To concentrate solar radiation four designs are identified:
Parabolic trough: Long rows of parabolic reflectors concentrate the sunlight 70 to 100 times onto a heat collection element (HCE) placed along the reflector’s focal line. The Sun is tracked around one axis, typically oriented north–south.
Linear Fresnel reflectors: The attraction of linear Fresnel is that installed costs on a m2 basis can be lower than troughs, and the receiver is fixed. However, the annual optical performance is lower than a trough reflector.
Central receivers (Solar towers): This technology uses an array of mirrors (heliostats), with each mirror tracking the Sun and reflecting its light onto a fixed receiver on top of a tower, where temperatures of more than 1 000 °C can be reached.
Dish systems: paraboloid-shaped and concentrate the sunlight onto a receiver mounted at the focal point, with the receiver moving with the dish. Dishes have been used to power Stirling engines at 900 °C, as well as to generate steam.
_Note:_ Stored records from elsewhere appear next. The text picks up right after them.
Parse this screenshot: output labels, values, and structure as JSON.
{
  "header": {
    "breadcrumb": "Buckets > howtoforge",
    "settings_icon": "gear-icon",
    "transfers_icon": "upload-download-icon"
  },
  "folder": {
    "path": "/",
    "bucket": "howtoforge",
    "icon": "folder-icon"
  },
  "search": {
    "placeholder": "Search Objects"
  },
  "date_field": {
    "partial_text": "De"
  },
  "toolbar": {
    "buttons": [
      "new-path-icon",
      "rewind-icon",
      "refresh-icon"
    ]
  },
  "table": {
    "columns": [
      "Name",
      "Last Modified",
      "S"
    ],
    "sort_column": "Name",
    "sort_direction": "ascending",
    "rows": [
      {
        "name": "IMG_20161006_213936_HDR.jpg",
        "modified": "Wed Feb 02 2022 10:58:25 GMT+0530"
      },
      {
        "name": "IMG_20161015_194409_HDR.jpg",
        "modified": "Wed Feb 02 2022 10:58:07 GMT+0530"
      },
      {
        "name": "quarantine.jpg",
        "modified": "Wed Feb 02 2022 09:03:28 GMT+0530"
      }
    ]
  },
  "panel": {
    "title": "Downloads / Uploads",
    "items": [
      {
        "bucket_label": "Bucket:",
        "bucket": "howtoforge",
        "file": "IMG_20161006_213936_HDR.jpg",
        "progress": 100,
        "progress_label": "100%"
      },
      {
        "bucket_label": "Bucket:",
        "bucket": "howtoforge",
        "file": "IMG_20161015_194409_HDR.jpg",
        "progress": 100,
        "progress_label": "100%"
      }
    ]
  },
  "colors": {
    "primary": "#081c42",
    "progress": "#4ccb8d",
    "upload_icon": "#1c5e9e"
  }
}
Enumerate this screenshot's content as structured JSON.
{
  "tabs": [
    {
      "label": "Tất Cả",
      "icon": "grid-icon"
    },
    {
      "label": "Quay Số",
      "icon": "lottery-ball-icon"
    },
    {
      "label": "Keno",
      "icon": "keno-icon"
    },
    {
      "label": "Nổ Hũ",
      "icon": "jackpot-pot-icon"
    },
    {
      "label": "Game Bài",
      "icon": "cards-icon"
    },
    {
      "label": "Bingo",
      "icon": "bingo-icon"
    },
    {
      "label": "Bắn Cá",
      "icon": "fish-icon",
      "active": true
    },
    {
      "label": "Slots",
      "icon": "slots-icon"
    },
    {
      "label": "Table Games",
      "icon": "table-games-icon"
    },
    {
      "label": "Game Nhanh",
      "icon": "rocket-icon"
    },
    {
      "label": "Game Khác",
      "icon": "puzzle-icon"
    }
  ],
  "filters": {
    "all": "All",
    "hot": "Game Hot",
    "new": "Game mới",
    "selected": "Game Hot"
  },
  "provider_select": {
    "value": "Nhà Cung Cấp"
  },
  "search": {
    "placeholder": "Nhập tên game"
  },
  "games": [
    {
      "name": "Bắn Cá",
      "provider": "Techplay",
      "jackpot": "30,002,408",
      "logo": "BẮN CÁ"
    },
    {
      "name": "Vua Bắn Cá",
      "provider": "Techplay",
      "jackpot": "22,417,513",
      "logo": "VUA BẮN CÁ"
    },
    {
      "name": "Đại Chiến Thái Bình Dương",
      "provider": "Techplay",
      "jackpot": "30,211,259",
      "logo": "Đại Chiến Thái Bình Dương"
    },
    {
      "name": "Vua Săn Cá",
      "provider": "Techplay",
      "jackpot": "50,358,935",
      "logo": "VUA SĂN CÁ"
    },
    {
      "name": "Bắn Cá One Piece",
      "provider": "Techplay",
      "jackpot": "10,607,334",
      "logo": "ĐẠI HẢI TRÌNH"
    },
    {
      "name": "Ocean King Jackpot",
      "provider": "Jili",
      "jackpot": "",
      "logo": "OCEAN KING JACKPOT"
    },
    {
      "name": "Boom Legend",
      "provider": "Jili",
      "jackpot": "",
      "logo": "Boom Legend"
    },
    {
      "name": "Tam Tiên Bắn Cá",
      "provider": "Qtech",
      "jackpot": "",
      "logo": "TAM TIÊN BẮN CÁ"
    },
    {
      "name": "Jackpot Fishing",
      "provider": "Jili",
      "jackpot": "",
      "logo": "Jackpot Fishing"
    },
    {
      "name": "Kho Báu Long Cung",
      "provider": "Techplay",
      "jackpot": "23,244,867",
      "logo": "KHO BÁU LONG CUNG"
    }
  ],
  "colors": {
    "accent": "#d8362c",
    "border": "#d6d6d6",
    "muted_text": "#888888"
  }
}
I am planning to make a three-step approach. In each step, I am going to build more and more advanced prototypes. In the last step, I am planning to create a full size concentrated power plant.
The first prototype can be seen in the picture below: